## WORK REQUEST
List every line below containing "that".

## GIVEN ENTRIES
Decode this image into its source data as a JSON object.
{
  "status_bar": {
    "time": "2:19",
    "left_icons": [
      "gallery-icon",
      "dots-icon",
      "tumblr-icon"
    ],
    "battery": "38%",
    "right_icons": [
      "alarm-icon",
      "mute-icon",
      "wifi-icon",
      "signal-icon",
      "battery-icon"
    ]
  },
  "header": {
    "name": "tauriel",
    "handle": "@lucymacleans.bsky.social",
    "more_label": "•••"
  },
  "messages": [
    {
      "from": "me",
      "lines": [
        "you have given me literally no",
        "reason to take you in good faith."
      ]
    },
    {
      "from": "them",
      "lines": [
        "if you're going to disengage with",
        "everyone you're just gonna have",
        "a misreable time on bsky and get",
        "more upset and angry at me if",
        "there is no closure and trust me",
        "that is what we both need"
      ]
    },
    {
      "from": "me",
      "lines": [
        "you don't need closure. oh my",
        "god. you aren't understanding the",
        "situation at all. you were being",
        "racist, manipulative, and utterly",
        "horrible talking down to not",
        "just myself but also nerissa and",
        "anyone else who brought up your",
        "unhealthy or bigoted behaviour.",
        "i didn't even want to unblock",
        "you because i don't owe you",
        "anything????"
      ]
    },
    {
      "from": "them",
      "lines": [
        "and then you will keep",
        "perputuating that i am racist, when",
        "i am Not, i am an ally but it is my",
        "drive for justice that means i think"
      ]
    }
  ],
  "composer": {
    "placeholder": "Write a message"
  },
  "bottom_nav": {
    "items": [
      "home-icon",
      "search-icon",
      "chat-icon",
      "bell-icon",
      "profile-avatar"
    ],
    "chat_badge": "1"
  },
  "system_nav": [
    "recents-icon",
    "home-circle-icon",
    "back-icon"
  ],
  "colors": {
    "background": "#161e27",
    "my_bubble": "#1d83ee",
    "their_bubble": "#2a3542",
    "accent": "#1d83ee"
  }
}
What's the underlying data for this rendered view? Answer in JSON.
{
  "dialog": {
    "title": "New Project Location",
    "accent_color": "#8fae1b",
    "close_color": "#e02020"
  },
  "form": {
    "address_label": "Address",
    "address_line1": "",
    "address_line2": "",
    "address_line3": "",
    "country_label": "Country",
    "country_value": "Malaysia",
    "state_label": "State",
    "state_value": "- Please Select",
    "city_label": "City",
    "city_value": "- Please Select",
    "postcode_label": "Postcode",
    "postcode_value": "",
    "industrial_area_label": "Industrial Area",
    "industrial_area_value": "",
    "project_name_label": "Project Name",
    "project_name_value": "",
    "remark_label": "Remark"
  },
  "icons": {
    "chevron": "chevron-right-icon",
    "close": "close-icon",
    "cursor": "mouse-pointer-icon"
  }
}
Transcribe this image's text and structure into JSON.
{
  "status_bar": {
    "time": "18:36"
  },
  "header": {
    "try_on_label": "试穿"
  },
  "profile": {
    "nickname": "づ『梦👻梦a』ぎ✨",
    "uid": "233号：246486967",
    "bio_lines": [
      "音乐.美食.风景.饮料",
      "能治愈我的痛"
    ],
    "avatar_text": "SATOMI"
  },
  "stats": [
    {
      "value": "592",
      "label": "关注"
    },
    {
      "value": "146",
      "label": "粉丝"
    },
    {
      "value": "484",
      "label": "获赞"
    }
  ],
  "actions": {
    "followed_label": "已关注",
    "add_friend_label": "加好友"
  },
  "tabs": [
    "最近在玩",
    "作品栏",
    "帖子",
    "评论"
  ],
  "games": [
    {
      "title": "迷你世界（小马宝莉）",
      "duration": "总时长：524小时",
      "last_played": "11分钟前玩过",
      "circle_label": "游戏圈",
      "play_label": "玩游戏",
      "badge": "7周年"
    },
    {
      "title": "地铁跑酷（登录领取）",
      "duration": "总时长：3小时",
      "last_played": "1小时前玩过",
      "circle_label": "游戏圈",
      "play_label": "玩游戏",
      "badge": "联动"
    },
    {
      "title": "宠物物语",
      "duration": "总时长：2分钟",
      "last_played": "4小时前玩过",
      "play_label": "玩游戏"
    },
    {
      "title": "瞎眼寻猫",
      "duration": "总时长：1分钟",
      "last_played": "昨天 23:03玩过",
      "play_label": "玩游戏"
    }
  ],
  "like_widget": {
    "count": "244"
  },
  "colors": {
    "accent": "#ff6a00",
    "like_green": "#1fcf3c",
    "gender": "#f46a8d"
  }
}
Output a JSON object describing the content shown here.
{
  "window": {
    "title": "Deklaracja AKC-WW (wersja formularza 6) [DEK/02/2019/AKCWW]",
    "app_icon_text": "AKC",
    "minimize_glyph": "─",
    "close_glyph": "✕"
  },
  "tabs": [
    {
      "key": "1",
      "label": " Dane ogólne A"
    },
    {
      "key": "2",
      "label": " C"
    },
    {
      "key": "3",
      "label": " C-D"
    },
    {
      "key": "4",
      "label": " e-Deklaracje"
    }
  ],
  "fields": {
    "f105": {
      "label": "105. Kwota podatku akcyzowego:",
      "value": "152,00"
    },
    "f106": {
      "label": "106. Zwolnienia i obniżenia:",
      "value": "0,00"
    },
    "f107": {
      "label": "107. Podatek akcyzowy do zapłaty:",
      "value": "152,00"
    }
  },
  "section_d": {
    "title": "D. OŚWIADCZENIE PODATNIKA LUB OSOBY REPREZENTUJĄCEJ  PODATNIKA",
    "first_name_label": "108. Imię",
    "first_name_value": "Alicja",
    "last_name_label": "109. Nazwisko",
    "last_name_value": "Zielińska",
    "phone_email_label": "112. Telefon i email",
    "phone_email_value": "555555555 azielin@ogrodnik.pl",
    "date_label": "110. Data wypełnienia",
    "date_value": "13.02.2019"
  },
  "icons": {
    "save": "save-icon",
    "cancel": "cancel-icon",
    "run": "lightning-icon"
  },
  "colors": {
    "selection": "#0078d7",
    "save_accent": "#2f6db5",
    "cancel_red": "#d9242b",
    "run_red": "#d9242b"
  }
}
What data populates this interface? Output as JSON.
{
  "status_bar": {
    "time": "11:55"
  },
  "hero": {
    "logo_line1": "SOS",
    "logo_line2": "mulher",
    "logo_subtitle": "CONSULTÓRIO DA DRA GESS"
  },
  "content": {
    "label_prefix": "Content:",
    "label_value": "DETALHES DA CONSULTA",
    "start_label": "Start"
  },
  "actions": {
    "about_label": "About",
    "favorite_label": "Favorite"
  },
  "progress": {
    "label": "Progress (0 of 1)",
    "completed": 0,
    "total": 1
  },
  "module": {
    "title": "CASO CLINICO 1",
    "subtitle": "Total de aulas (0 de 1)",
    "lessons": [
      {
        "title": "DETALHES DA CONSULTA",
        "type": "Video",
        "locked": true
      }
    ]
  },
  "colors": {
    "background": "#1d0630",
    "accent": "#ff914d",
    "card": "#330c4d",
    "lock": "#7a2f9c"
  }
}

## ANSWER BELOW
        "that is what we both need"
        "perputuating that i am racist, when",
        "drive for justice that means i think"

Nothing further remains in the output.